Two years ago, Mark Eastburn, science teacher at Riverside Elementary school, told his students that New Jersey did not have a state reptile. The students decided to take action and advocate for the endangered bog turtle to become New Jersey’s state reptile. They hope this designation will increase awareness to restore the habitat and help the species thrive.
Inhabitants of groundwater-fed freshwater wetlands, bog turtles were once abundant in New Jersey. The DFW’s Endangered and Nongame Species Program estimates that there are now fewer than 2,000 bog turtles left in the state. This secretive, palm-sized turtle is now found only in rural areas such as Sussex, Warren, Hunterdon, and Salem counties. Bog turtles have very specific habitat needs and are very sensitive to changes to its environment. The DEP has been working to protect land around high-priority populations, restoring habitat by eliminating invasive plant species, and identifying critical movement corridors.
“I commend New Jersey’s young students, teachers and scientists for working hard to protect our critically endangered bog turtles and our environment,” said Governor Murphy. “I could not be more excited to sign a bill officially making the bog turtle New Jersey’s state reptile. This bill shows that when we work together, we can accomplish some pretty great things.”
“We have been told that there are very few bills in the New Jersey Legislature that could ever pass a unanimous vote and we are very grateful that Democrats and Republicans can come together and support this effort,” said Jeremy Wachtell, fifth-grade student at Riverside Elementary School.
“We are so thankful that you have responded to our letters and we are also so grateful that you, along with Senator Bateman and Assemblyman Zwicker, have shown us that every person in New Jersey has a voice as long as we are not afraid to speak up,“ said Jamie Acevedo, fifth-grade student at Riverside Elementary School.
“It shows that you can work together – Republicans and Democrats and Bog Turtles are not partisan – they are bipartisan.” He continued to tell the students, “Doing what we’re doing here today is really because of your actions and your teacher’s actions. The teachers here are going to be able to save a very valuable resource so you should be really proud of yourself,“ said Senator Kip Bateman.

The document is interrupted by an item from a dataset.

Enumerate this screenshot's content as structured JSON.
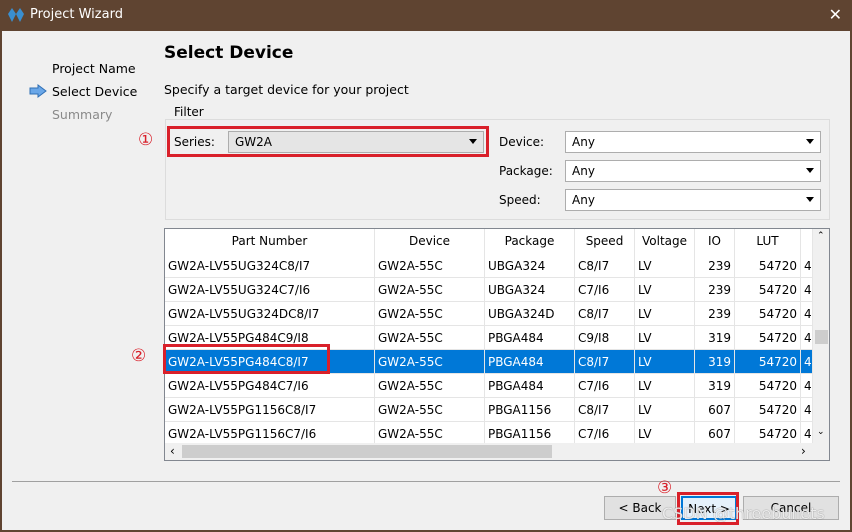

“I am so thrilled to be here and have the Governor here to sign this bill for all of the work you did and I just want to say slow and steady wins the race,” said Assemblyman Andrew Zwicker.